The public’s greater access to mainstream media has, however, significantly lowered the industry’s ability to control fashion trends. Smaller, independant designers can create whatever they desire and gain equal access to the market on media like the internet. This has resulted in the public exercising more control over where their money is spent. Literally, if the public likes a design then the designer will do well and the rest of the industry will reinterpret the design in order to steal back a market share (marketing is more important than originality). The moral then, is listen to your market rather than tell it what to believe. Also remember that creative ideals do not always equte to successful business.
This site will demonstrate how to make patterns for a number of designs; some old fashioned, some current, some way out there on the edge of acceptance. My task is to show you how to convert your designs, whatever they might be, to functional patterns.
This site will work from technical or trade sketches rather than fashion illustrations as that’s predominantly what you’ll be presented with as a pattern maker. Fashion illustrations, while pretty and representative of the designers concept, do not communicate construction method or any sense of accurate proportion. In reverse, pattern makers, sample makers and machinists will not generally work with illustrations so as a designer you should either convert your illustrations to trade sketches when dealing with other industry members or do what most designers do and design your garments directly as trade sketches, rather than illustrations at all. Designers hate this with a passion but eventually come round to reality.
A trade sketch is a proportional drawing of the human body showing exactly where each design line and seam is located. It may even be a series of drawings and close ups. When sent to another industry member it would normally be accompanied by a written description of outer fabrics and linings, each type of seam, thread weights and type, construction method, and any other information that is necessary to make a sample garment. Sometimes you may even be provided with samples of fabrics or print artwork.

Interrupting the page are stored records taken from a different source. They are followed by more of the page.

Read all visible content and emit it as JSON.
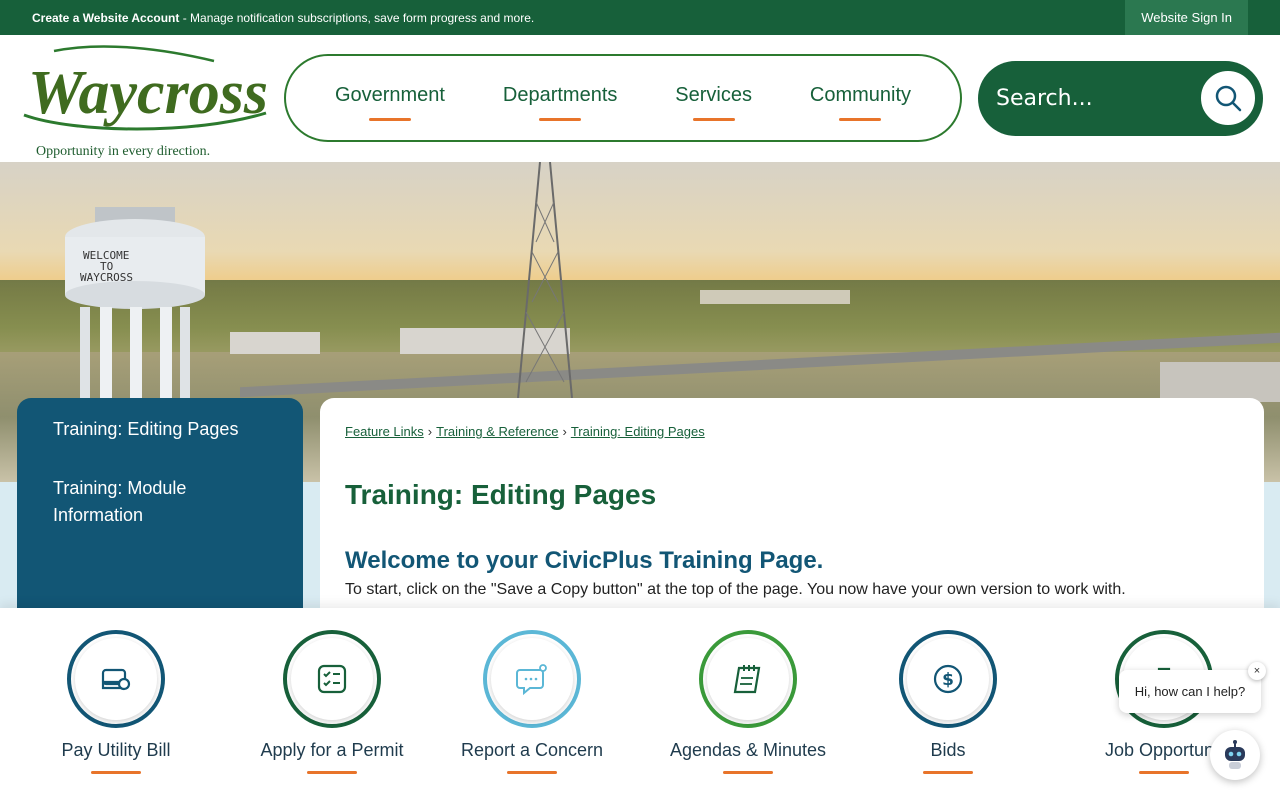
{
  "topbar": {
    "account_link": "Create a Website Account",
    "message": " - Manage notification subscriptions, save form progress and more.",
    "signin": "Website Sign In"
  },
  "logo": {
    "name": "Waycross",
    "tagline": "Opportunity in every direction."
  },
  "nav": {
    "items": [
      "Government",
      "Departments",
      "Services",
      "Community"
    ]
  },
  "search": {
    "placeholder": "Search..."
  },
  "hero": {
    "tower_text": [
      "WELCOME",
      "TO",
      "WAYCROSS"
    ]
  },
  "sidebar": {
    "items": [
      "Training: Editing Pages",
      "Training: Module Information"
    ]
  },
  "breadcrumb": {
    "items": [
      "Feature Links",
      "Training & Reference",
      "Training: Editing Pages"
    ],
    "separator": "›"
  },
  "content": {
    "title": "Training: Editing Pages",
    "subtitle": "Welcome to your CivicPlus Training Page.",
    "body": "To start, click on the \"Save a Copy button\" at the top of the page. You now have your own version to work with."
  },
  "quick_links": [
    {
      "label": "Pay Utility Bill",
      "icon": "wallet-icon",
      "color": "#125675"
    },
    {
      "label": "Apply for a Permit",
      "icon": "checklist-icon",
      "color": "#17603a"
    },
    {
      "label": "Report a Concern",
      "icon": "chat-bubble-icon",
      "color": "#5bb7d6"
    },
    {
      "label": "Agendas & Minutes",
      "icon": "notepad-icon",
      "color": "#3a9a3a"
    },
    {
      "label": "Bids",
      "icon": "dollar-icon",
      "color": "#125675"
    },
    {
      "label": "Job Opportunit",
      "icon": "briefcase-icon",
      "color": "#17603a"
    }
  ],
  "chat": {
    "message": "Hi, how can I help?",
    "close": "×"
  },
  "colors": {
    "brand_green": "#17603a",
    "brand_blue": "#125675",
    "accent_orange": "#e8742a"
  }
}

I use the template below for my trade sketches. I even use it to work out new designs and concepts. As I generally only design samples for swimwear and underwear, my sketches don’t need arms and legs, just a few regular guide lines to make sketching easier. You may need to add arms and legs to yours if you want to do other areas of fashion.

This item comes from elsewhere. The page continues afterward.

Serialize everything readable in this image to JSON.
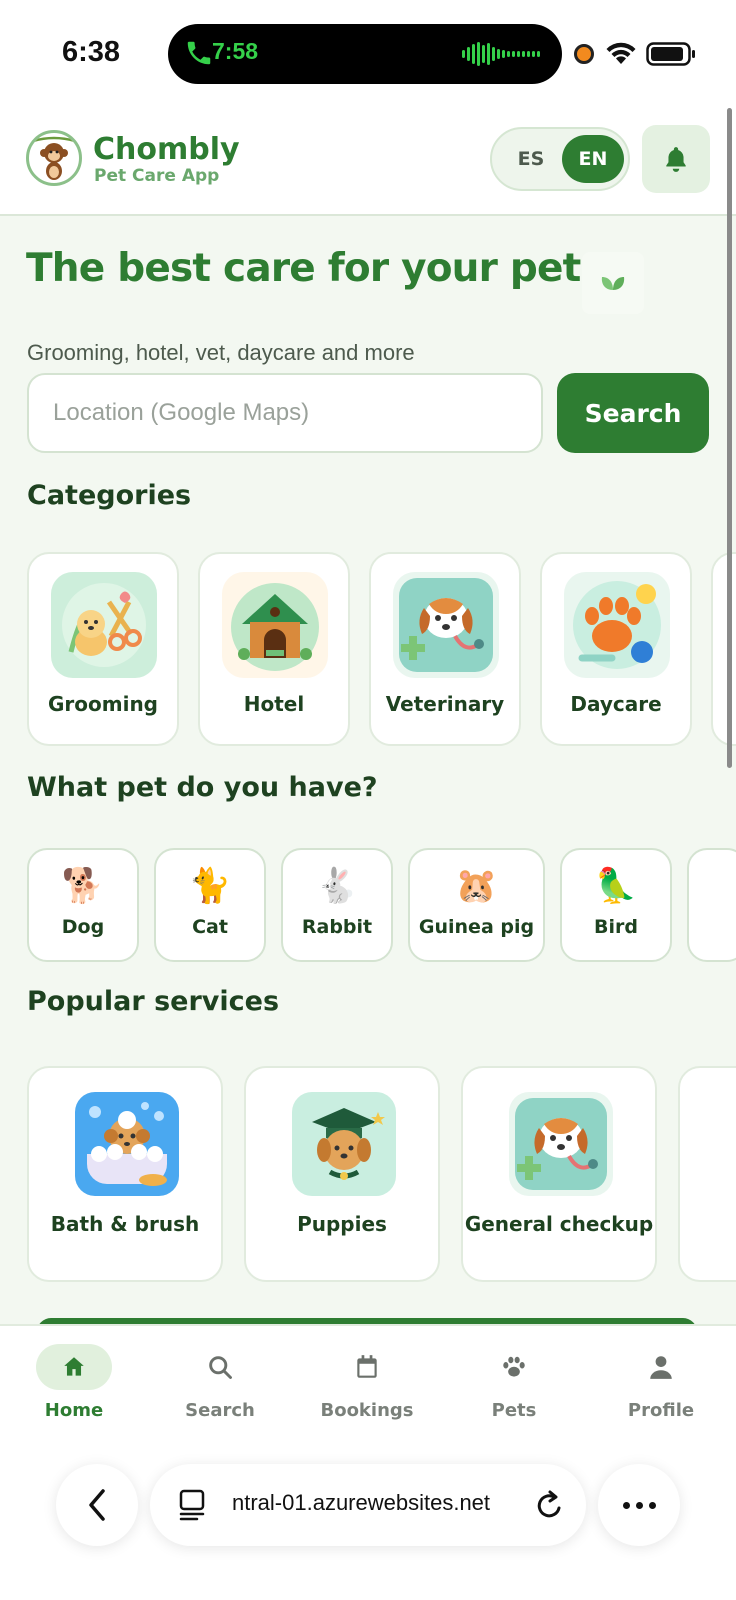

If you get stuck, don’t feel afraid to send me an email asking for advice. I’m happy to help, but please make sure you’ve read everything first because it may take a few days before I get to my email.